-- INPUT DATA --
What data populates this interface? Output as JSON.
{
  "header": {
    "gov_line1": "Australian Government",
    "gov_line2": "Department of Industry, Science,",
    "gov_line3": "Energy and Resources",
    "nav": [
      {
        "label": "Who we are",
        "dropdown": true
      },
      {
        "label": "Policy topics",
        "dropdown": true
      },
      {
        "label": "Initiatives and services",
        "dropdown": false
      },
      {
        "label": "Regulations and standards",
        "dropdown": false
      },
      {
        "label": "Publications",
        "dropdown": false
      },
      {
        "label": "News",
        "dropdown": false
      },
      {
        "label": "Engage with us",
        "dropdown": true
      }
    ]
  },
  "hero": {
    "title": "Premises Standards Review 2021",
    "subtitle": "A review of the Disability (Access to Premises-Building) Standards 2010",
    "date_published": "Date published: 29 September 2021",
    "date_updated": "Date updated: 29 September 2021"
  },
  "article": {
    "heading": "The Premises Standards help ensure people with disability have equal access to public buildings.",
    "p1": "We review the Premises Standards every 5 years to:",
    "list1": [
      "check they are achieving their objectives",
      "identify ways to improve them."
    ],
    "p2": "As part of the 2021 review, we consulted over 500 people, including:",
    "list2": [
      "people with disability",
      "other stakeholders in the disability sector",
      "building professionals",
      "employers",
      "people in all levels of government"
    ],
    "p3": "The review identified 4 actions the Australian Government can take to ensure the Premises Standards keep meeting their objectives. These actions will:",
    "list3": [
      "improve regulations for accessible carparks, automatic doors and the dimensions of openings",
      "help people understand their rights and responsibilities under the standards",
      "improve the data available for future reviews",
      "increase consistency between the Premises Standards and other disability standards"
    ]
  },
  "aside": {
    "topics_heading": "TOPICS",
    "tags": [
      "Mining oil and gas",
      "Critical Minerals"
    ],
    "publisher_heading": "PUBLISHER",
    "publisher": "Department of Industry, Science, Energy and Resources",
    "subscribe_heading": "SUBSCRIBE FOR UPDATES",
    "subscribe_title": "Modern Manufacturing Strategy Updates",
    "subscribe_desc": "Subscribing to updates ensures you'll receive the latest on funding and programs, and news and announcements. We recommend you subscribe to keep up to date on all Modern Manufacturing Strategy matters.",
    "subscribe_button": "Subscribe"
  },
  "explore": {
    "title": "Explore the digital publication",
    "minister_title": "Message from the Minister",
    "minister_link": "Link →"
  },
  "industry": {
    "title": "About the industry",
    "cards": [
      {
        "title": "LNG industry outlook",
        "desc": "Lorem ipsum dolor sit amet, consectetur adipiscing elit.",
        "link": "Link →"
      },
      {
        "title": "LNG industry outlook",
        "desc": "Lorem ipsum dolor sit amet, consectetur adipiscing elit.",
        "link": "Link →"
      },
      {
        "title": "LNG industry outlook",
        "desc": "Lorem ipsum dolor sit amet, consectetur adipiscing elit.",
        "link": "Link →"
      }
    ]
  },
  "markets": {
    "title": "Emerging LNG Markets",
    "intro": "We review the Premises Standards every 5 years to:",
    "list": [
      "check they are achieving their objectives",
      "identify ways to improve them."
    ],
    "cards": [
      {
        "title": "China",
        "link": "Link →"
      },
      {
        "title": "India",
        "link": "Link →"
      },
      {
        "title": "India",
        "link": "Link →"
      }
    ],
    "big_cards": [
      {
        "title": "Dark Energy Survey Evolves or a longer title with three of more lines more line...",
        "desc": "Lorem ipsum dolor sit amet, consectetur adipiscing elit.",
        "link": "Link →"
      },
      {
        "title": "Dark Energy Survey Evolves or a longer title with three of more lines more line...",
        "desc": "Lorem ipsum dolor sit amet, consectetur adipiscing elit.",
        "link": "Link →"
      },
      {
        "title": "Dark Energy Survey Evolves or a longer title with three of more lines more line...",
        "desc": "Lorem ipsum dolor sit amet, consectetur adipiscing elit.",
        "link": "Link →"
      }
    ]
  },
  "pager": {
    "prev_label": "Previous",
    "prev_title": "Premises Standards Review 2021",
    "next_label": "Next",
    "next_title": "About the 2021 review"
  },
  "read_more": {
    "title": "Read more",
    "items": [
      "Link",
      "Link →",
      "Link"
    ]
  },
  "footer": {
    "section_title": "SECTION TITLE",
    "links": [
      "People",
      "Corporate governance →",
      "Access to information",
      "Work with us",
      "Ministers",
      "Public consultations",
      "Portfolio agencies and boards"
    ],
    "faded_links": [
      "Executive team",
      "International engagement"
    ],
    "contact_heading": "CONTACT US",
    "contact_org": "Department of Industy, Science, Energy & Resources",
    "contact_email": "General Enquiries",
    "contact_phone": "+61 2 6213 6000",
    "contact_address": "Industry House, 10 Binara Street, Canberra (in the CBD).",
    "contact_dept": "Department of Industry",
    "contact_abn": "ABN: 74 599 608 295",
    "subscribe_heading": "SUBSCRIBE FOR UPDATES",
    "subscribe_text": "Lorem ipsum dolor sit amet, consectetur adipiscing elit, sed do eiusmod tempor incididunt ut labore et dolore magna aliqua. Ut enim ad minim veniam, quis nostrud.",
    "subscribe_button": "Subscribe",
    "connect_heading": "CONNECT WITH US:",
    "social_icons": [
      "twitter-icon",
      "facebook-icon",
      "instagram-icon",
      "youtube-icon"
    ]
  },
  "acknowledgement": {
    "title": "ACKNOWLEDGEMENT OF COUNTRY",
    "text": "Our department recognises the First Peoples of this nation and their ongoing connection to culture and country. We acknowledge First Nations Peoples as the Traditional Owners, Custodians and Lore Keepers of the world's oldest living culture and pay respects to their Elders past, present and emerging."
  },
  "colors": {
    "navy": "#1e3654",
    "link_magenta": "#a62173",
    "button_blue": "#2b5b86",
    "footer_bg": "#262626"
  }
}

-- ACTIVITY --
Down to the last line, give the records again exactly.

-- SOLUTION --
What data populates this interface? Output as JSON.
{
  "header": {
    "gov_line1": "Australian Government",
    "gov_line2": "Department of Industry, Science,",
    "gov_line3": "Energy and Resources",
    "nav": [
      {
        "label": "Who we are",
        "dropdown": true
      },
      {
        "label": "Policy topics",
        "dropdown": true
      },
      {
        "label": "Initiatives and services",
        "dropdown": false
      },
      {
        "label": "Regulations and standards",
        "dropdown": false
      },
      {
        "label": "Publications",
        "dropdown": false
      },
      {
        "label": "News",
        "dropdown": false
      },
      {
        "label": "Engage with us",
        "dropdown": true
      }
    ]
  },
  "hero": {
    "title": "Premises Standards Review 2021",
    "subtitle": "A review of the Disability (Access to Premises-Building) Standards 2010",
    "date_published": "Date published: 29 September 2021",
    "date_updated": "Date updated: 29 September 2021"
  },
  "article": {
    "heading": "The Premises Standards help ensure people with disability have equal access to public buildings.",
    "p1": "We review the Premises Standards every 5 years to:",
    "list1": [
      "check they are achieving their objectives",
      "identify ways to improve them."
    ],
    "p2": "As part of the 2021 review, we consulted over 500 people, including:",
    "list2": [
      "people with disability",
      "other stakeholders in the disability sector",
      "building professionals",
      "employers",
      "people in all levels of government"
    ],
    "p3": "The review identified 4 actions the Australian Government can take to ensure the Premises Standards keep meeting their objectives. These actions will:",
    "list3": [
      "improve regulations for accessible carparks, automatic doors and the dimensions of openings",
      "help people understand their rights and responsibilities under the standards",
      "improve the data available for future reviews",
      "increase consistency between the Premises Standards and other disability standards"
    ]
  },
  "aside": {
    "topics_heading": "TOPICS",
    "tags": [
      "Mining oil and gas",
      "Critical Minerals"
    ],
    "publisher_heading": "PUBLISHER",
    "publisher": "Department of Industry, Science, Energy and Resources",
    "subscribe_heading": "SUBSCRIBE FOR UPDATES",
    "subscribe_title": "Modern Manufacturing Strategy Updates",
    "subscribe_desc": "Subscribing to updates ensures you'll receive the latest on funding and programs, and news and announcements. We recommend you subscribe to keep up to date on all Modern Manufacturing Strategy matters.",
    "subscribe_button": "Subscribe"
  },
  "explore": {
    "title": "Explore the digital publication",
    "minister_title": "Message from the Minister",
    "minister_link": "Link →"
  },
  "industry": {
    "title": "About the industry",
    "cards": [
      {
        "title": "LNG industry outlook",
        "desc": "Lorem ipsum dolor sit amet, consectetur adipiscing elit.",
        "link": "Link →"
      },
      {
        "title": "LNG industry outlook",
        "desc": "Lorem ipsum dolor sit amet, consectetur adipiscing elit.",
        "link": "Link →"
      },
      {
        "title": "LNG industry outlook",
        "desc": "Lorem ipsum dolor sit amet, consectetur adipiscing elit.",
        "link": "Link →"
      }
    ]
  },
  "markets": {
    "title": "Emerging LNG Markets",
    "intro": "We review the Premises Standards every 5 years to:",
    "list": [
      "check they are achieving their objectives",
      "identify ways to improve them."
    ],
    "cards": [
      {
        "title": "China",
        "link": "Link →"
      },
      {
        "title": "India",
        "link": "Link →"
      },
      {
        "title": "India",
        "link": "Link →"
      }
    ],
    "big_cards": [
      {
        "title": "Dark Energy Survey Evolves or a longer title with three of more lines more line...",
        "desc": "Lorem ipsum dolor sit amet, consectetur adipiscing elit.",
        "link": "Link →"
      },
      {
        "title": "Dark Energy Survey Evolves or a longer title with three of more lines more line...",
        "desc": "Lorem ipsum dolor sit amet, consectetur adipiscing elit.",
        "link": "Link →"
      },
      {
        "title": "Dark Energy Survey Evolves or a longer title with three of more lines more line...",
        "desc": "Lorem ipsum dolor sit amet, consectetur adipiscing elit.",
        "link": "Link →"
      }
    ]
  },
  "pager": {
    "prev_label": "Previous",
    "prev_title": "Premises Standards Review 2021",
    "next_label": "Next",
    "next_title": "About the 2021 review"
  },
  "read_more": {
    "title": "Read more",
    "items": [
      "Link",
      "Link →",
      "Link"
    ]
  },
  "footer": {
    "section_title": "SECTION TITLE",
    "links": [
      "People",
      "Corporate governance →",
      "Access to information",
      "Work with us",
      "Ministers",
      "Public consultations",
      "Portfolio agencies and boards"
    ],
    "faded_links": [
      "Executive team",
      "International engagement"
    ],
    "contact_heading": "CONTACT US",
    "contact_org": "Department of Industy, Science, Energy & Resources",
    "contact_email": "General Enquiries",
    "contact_phone": "+61 2 6213 6000",
    "contact_address": "Industry House, 10 Binara Street, Canberra (in the CBD).",
    "contact_dept": "Department of Industry",
    "contact_abn": "ABN: 74 599 608 295",
    "subscribe_heading": "SUBSCRIBE FOR UPDATES",
    "subscribe_text": "Lorem ipsum dolor sit amet, consectetur adipiscing elit, sed do eiusmod tempor incididunt ut labore et dolore magna aliqua. Ut enim ad minim veniam, quis nostrud.",
    "subscribe_button": "Subscribe",
    "connect_heading": "CONNECT WITH US:",
    "social_icons": [
      "twitter-icon",
      "facebook-icon",
      "instagram-icon",
      "youtube-icon"
    ]
  },
  "acknowledgement": {
    "title": "ACKNOWLEDGEMENT OF COUNTRY",
    "text": "Our department recognises the First Peoples of this nation and their ongoing connection to culture and country. We acknowledge First Nations Peoples as the Traditional Owners, Custodians and Lore Keepers of the world's oldest living culture and pay respects to their Elders past, present and emerging."
  },
  "colors": {
    "navy": "#1e3654",
    "link_magenta": "#a62173",
    "button_blue": "#2b5b86",
    "footer_bg": "#262626"
  }
}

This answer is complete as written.